■ Work instruction ■
Reproduce each line from the records that holds "我要开始刷".

■ Given data ■
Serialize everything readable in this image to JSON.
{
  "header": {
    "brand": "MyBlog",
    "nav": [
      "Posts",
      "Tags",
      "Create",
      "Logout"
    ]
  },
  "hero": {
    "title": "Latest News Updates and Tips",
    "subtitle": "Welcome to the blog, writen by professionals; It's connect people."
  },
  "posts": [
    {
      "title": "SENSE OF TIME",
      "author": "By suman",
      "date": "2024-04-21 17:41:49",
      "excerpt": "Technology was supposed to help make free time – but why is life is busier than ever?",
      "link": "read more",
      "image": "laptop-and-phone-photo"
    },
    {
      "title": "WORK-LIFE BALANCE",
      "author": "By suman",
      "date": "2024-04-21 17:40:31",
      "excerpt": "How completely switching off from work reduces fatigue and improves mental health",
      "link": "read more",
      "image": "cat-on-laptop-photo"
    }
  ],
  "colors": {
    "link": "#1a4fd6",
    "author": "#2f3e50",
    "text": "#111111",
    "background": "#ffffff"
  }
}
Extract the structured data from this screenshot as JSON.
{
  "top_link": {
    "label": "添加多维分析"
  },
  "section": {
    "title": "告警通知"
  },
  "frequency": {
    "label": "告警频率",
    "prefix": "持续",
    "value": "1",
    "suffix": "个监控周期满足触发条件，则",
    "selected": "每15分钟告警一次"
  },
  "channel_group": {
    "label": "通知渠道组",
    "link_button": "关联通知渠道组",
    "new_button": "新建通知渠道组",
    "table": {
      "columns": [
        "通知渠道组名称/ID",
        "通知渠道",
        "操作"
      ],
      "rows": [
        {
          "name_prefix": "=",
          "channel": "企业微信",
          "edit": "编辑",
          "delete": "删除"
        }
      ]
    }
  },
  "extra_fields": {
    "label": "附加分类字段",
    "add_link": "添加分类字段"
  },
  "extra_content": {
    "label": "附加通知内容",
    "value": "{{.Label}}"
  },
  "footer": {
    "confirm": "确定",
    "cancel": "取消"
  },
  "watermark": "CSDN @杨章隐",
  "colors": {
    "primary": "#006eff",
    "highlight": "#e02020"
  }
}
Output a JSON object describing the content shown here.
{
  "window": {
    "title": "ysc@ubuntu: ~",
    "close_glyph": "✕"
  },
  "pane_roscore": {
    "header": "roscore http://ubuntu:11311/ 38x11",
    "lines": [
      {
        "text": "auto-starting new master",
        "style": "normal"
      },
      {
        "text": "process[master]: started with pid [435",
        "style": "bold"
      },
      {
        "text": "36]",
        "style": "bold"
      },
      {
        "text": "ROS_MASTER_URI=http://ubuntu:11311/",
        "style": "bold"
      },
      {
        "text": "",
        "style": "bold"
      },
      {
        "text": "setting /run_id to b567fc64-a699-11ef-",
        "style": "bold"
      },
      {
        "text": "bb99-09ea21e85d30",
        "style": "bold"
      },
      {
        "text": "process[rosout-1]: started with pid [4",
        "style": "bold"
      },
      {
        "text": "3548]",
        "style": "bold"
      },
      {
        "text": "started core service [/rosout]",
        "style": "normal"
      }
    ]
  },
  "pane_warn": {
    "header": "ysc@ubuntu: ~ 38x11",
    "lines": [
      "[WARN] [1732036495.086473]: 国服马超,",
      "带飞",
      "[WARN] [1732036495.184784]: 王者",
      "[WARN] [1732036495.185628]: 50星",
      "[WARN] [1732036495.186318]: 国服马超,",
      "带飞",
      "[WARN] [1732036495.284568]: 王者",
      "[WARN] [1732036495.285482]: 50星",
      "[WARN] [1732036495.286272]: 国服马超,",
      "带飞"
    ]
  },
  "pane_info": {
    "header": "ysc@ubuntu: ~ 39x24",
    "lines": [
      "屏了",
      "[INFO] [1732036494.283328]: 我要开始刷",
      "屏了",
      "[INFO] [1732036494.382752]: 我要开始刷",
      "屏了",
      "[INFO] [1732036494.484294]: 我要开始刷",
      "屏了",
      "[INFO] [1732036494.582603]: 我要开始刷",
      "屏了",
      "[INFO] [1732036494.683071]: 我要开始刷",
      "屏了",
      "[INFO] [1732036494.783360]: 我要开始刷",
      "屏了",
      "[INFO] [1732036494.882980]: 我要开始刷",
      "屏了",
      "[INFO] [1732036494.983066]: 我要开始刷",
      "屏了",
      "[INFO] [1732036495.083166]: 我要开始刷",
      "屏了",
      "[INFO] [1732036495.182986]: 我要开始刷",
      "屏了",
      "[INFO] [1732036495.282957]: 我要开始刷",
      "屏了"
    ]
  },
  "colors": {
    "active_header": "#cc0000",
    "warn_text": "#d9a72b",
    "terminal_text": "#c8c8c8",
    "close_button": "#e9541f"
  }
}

■ Answer box ■
      "[INFO] [1732036494.283328]: 我要开始刷",
      "[INFO] [1732036494.382752]: 我要开始刷",
      "[INFO] [1732036494.484294]: 我要开始刷",
      "[INFO] [1732036494.582603]: 我要开始刷",
      "[INFO] [1732036494.683071]: 我要开始刷",
      "[INFO] [1732036494.783360]: 我要开始刷",
      "[INFO] [1732036494.882980]: 我要开始刷",
      "[INFO] [1732036494.983066]: 我要开始刷",
      "[INFO] [1732036495.083166]: 我要开始刷",
      "[INFO] [1732036495.182986]: 我要开始刷",
      "[INFO] [1732036495.282957]: 我要开始刷",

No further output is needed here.